Because of the EU's history as an economic giant and geopolitical midget, with no experience in strategic or military affairs, it has a habit of treating all problems as though they were purely technical issues with technical solutions.
EU bureaucrats tend to assume that, because the Turkish Cypriots' economic interests would be well served by joining the bloc, as part of a loosely reunited island, their leaders will eventually agree to this arrangement. Under this logic, giving the Greek Cypriot-controlled part of Cyprus the benefits of EU membership first will act as an incentive to the Turkish Cypriots to do the sensible thing.
In fact, almost the opposite may occur. The admission of the Turkish Cypriots to the zone of Euro-prosperity, however desirable in itself, could also be threatening to the self-defined interests of Turkey's security establishment, which are quite well served by the existing situation.
So Turkey's warnings that it may annex northern Cyprus if Nicosia is admitted to the EU have to be taken seriously, all the more so because they have been issued by a country that feels even more essential to American security interests--and therefore immune to American pressure--than before.
What about Macedonia, a hot spot whose memories of intercommunal war are much more recent? There, the post-September 11 message of U.S. diplomacy has appeared to bring mostly impressive results. The ethnic Albanian guerrillas of the National Liberation Army (NLA) came under massive, and apparently effective, pressure to call a halt to their military campaign, at least for the foreseeable future.

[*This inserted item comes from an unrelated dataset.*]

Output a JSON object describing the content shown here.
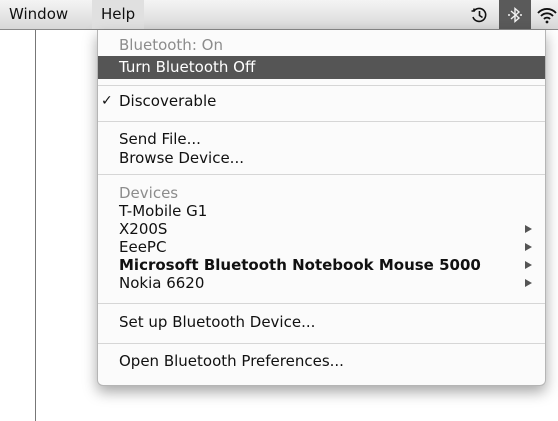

Unfortunately, it would be premature to say that the U.S. has brought lasting stability to the Balkans by a single masterly wave of its geopolitical wand.
Macedonia, for a start, remains fragile. The month-long NATO operation to relieve the ethnic Albanian fighters of their weapons only garnered about 15 percent of the total number of guns available to the guerrilla force, according to Western diplomats in the region.
The so-called Albanian National Army, apparently an extreme offshoot of the mainstream rebel movement, claimed responsibility for the killing of three policemen in Macedonia during a November 11 flare-up of violence.
In Serbia's Presevo Valley, where NATO skillfully put an end to an ethnic Albanian insurgency earlier this year, a new force has sprung up, apparently consisting of NLA veterans calling themselves the Army for the Liberation of Eastern Kosovo.
While the November 17 elections in Kosovo were intended to defuse tension in the province, the short-term effect may be the opposite. As the price for their participation in the elections, the province's Serbs were assured that independence for Kosovo is off the agenda for now. That will be galling for the armed ethnic Albanian groups, who have a history of operating on the periphery of the province, rather than inside it.
There are, therefore, no grounds for complacency about peace and stability in the Balkans and the eastern Mediterranean. Many of the security pundits who used to practice their skills in southeastern Europe have turned their attention toward Afghanistan. They should not throw out their Balkan maps or Ottoman history books. The Balkans remain a powder keg, Cyprus is volatile, and both need long-term solutions.